Spin begins with Kanengiser’s gentle, rollicking “Turn to the Sea” in 5/4 meter. It moves into the delicate, energetic “Hidden Realms of Light,” a tune York wrote just a few days before LAGQ went into the studio. The title track weaves a bluesy thread through a Spanish tapestry. My current favorite, “Freaky Dancer,” begins in dreamy vibraphone mode and then shifts through a complex, mathematical kaleidoscope of meters and rhythms.

In Spin I hear J.S. Bach, Philip Glass, John Lennon, joy, discord, and momentum. You may hear something else. Let Spin spin you around and around.

--- Brenda Tremblay



Testimony: Vol. 1, Life & Relationship

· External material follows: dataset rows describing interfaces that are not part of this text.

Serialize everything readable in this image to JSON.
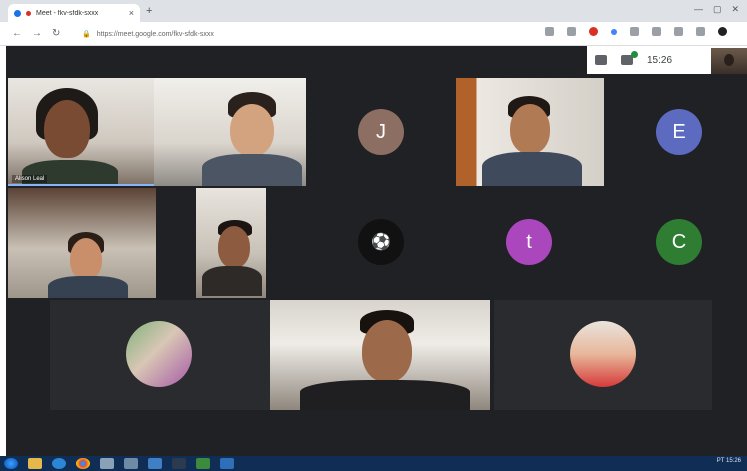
{
  "browser": {
    "tab_title": "Meet - fkv-sfdk-sxxx",
    "tab_close": "×",
    "new_tab": "+",
    "window_controls": [
      "—",
      "▢",
      "✕"
    ],
    "nav": [
      "←",
      "→",
      "↻"
    ],
    "url": "https://meet.google.com/fkv-sfdk-sxxx"
  },
  "meet": {
    "time": "15:26",
    "speaker_name": "Alison Leal",
    "avatars": [
      {
        "letter": "J",
        "color": "#8d6e63"
      },
      {
        "letter": "E",
        "color": "#5c6bc0"
      },
      {
        "letter": "t",
        "color": "#ab47bc"
      },
      {
        "letter": "C",
        "color": "#2e7d32"
      }
    ]
  },
  "colors": {
    "meet_bg": "#202124",
    "taskbar": "#0f2d55",
    "speaking_border": "#8ab4f8"
  },
  "taskbar": {
    "tray_text": "PT 15:26"
  }
}
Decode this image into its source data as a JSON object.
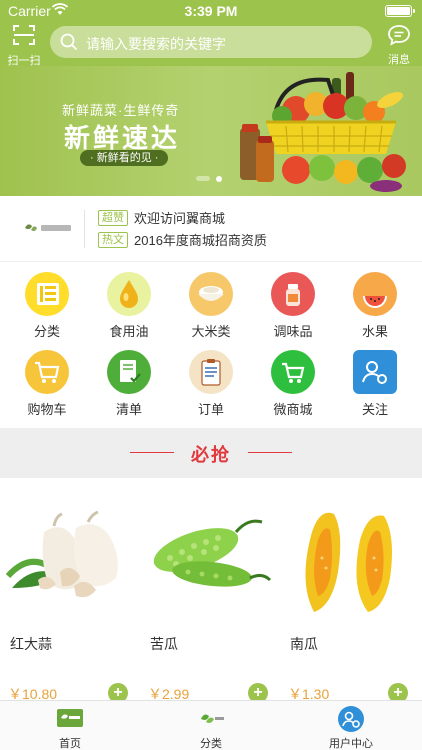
{
  "status": {
    "carrier": "Carrier",
    "time": "3:39 PM"
  },
  "header": {
    "scan_label": "扫一扫",
    "search_placeholder": "请输入要搜索的关键字",
    "message_label": "消息",
    "accent_color": "#9cc34b"
  },
  "banner": {
    "slogan": "新鲜蔬菜·生鲜传奇",
    "headline": "新鲜速达",
    "pill": "· 新鲜看的见 ·",
    "slide_count": 2,
    "active_slide": 2
  },
  "notice": {
    "items": [
      {
        "tag": "超赞",
        "text": "欢迎访问翼商城"
      },
      {
        "tag": "热文",
        "text": "2016年度商城招商资质"
      }
    ]
  },
  "categories": [
    {
      "label": "分类",
      "icon": "list-icon",
      "color": "#ffdd2a"
    },
    {
      "label": "食用油",
      "icon": "oil-drop-icon",
      "color": "#e9f29e"
    },
    {
      "label": "大米类",
      "icon": "rice-bowl-icon",
      "color": "#f6c86a"
    },
    {
      "label": "调味品",
      "icon": "seasoning-jar-icon",
      "color": "#e95757"
    },
    {
      "label": "水果",
      "icon": "watermelon-icon",
      "color": "#f7a94a"
    },
    {
      "label": "购物车",
      "icon": "shopping-cart-icon",
      "color": "#f7c53a"
    },
    {
      "label": "清单",
      "icon": "checklist-icon",
      "color": "#4fae3a"
    },
    {
      "label": "订单",
      "icon": "clipboard-order-icon",
      "color": "#f4e3c4"
    },
    {
      "label": "微商城",
      "icon": "micro-shop-cart-icon",
      "color": "#2fbf3f"
    },
    {
      "label": "关注",
      "icon": "user-settings-icon",
      "color": "#2f8fd8"
    }
  ],
  "section": {
    "title": "必抢",
    "accent_color": "#e0393e"
  },
  "products": [
    {
      "name": "红大蒜",
      "price": "￥10.80",
      "image": "garlic-image"
    },
    {
      "name": "苦瓜",
      "price": "￥2.99",
      "image": "bitter-melon-image"
    },
    {
      "name": "南瓜",
      "price": "￥1.30",
      "image": "pumpkin-image"
    }
  ],
  "tabs": [
    {
      "label": "首页",
      "icon": "home-logo-icon",
      "active": true
    },
    {
      "label": "分类",
      "icon": "category-logo-icon",
      "active": false
    },
    {
      "label": "用户中心",
      "icon": "user-center-icon",
      "active": false
    }
  ]
}
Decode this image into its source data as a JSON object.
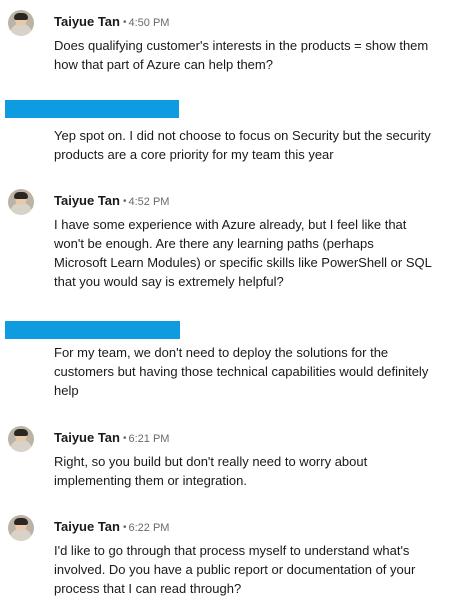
{
  "messages": [
    {
      "sender": "Taiyue Tan",
      "time": "4:50 PM",
      "lines": [
        "Does qualifying customer's interests in the products = show them",
        "how that part of Azure can help them?"
      ]
    },
    {
      "redacted": true,
      "lines": [
        "Yep spot on. I did not choose to focus on Security but the security",
        "products are a core priority for my team this year"
      ]
    },
    {
      "sender": "Taiyue Tan",
      "time": "4:52 PM",
      "lines": [
        "I have some experience with Azure already, but I feel like that",
        "won't be enough. Are there any learning paths (perhaps",
        "Microsoft Learn Modules) or specific skills like PowerShell or SQL",
        "that you would say is extremely helpful?"
      ]
    },
    {
      "redacted": true,
      "lines": [
        "For my team, we don't need to deploy the solutions for the",
        "customers but having those technical capabilities would definitely",
        "help"
      ]
    },
    {
      "sender": "Taiyue Tan",
      "time": "6:21 PM",
      "lines": [
        "Right, so you build but don't really need to worry about",
        "implementing them or integration."
      ]
    },
    {
      "sender": "Taiyue Tan",
      "time": "6:22 PM",
      "lines": [
        "I'd like to go through that process myself to understand what's",
        "involved. Do you have a public report or documentation of your",
        "process that I can read through?"
      ]
    }
  ],
  "separator": "•",
  "colors": {
    "redaction": "#0f9be0",
    "text": "#1f1f1f",
    "meta": "#666666"
  }
}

If you’re not a touchy-feely person who believes in self-realization through catharsis, then Testimony: Vol. 1, Life & Relationship, India.Arie’s third CD, probably isn’t for you. Arie essentially uses the album as a way to work through a painful break-up, and the disc is filled with what some would call life-affirming self-help and others would call pointless psychobabble. But the fact is, it would be hard for anyone to listen to the CD without feeling a little better by the end of it, if not about oneself, then at least about the ability of music to uplift the spirits of the musician. Musically, Arie mixes R&B, folk, rock, and even blues (Bonnie Raitt plays guitar on one cut) and country (Rascal Flatts appears on another). While not as groundbreaking and refreshing as her 2001 debut, Acoustic Soul, Testimony is a feel-good album that generally does just that: makes people feel, you know, good.

--- Ryan Whirty